Tiago Azevedo: leading figure in the contemporary art movement, bringing the old masters to a new generation

When Tiago Azevedo graduated in 2009 with a master’s degree in architecture, he never thought his life would take a 180-degree turn years later when he rekindled his childhood passion for painting. Now based in New York, the internationally acclaimed architect has an impressive resume that includes various five-star hotels in Europe. However, it was his career as a pop-surrealist painter that propelled him to stardom.

Azevedo has captivated audiences with exhibitions across the world, from Dubai to London, and reached an even wider audience with his painting tutorials on YouTube – where he recently passed the 100,000-view mark. Two of his most watched videos are the biographies of Italian Renaissance painters Giotto and Titian. Azevedo enjoys sharing great masters with his disciples, deciphering their secrets and long-lost techniques. Coincidentally, promoting art history to our social media-centric generation has become one of Azevedo’s greatest accomplishments. Hieronymus Bosch and Frida Kahlo are other examples of famous painters in his art history video series, which also features contemporary artists such as Kehinde Wiley, who painted the portrait of former President Barack Obama. for the Smithsonian National Portrait Gallery, and Mark Ryden, one of the leading figures of the Pop-Surrealism contemporary art movement, of which Azevedo is also a part.

In recent years, auction houses and galleries have experimented with strategies for selling Old Master works, ranging from social media marketing to celebrity partnerships. Most failed to spark a sustained interest of Millennials and Gen Zers in the art world – at least until digital art and NFTs began to change the nature of art. property of art. “Great video”, “really educational” and “beautiful tribute to the greatest painter of all time” are some of the comments on Azevedo’s art history videos for YouTube. His channel attracts a particularly young audience; according to a representative of the painter more than 70% of his audience on YouTube are between 18 and 34 years old. If these figures are to be believed, the new generations have not lost their interest in learning the historical and social dimensions of art history and classical art.

Azevedo’s style blends classical techniques from the Renaissance, Baroque and Pre-Raphaelite periods with contemporary aesthetics, like his unmistakable signature: markedly augmented anatomical features, such as cheekbones and eyes. Some of his most famous works illustrate classic stories by Hans Christian Andersen and the Brothers Grimm. These were included in his first book and exhibited in Paris at the Carrousel du Louvre.
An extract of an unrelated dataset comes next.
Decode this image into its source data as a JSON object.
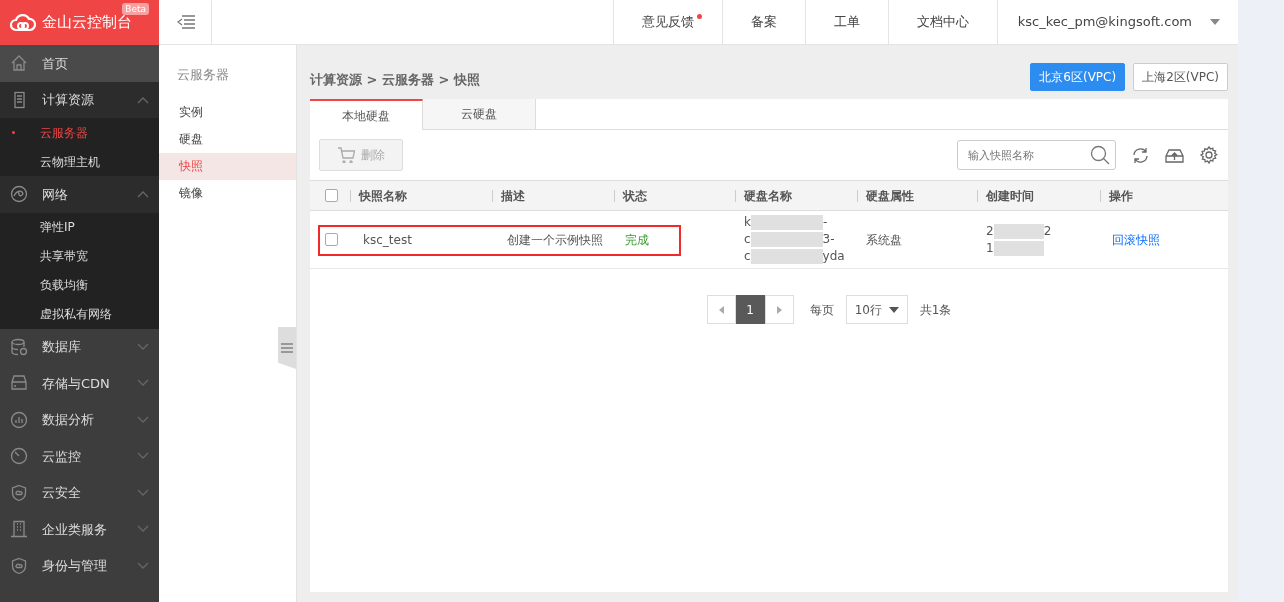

Paying homage to his idols and influences, Azevedo has found a unique approach to educating young people about the art – with succinct content, delivered authentically and to the point.

Norma D. Ross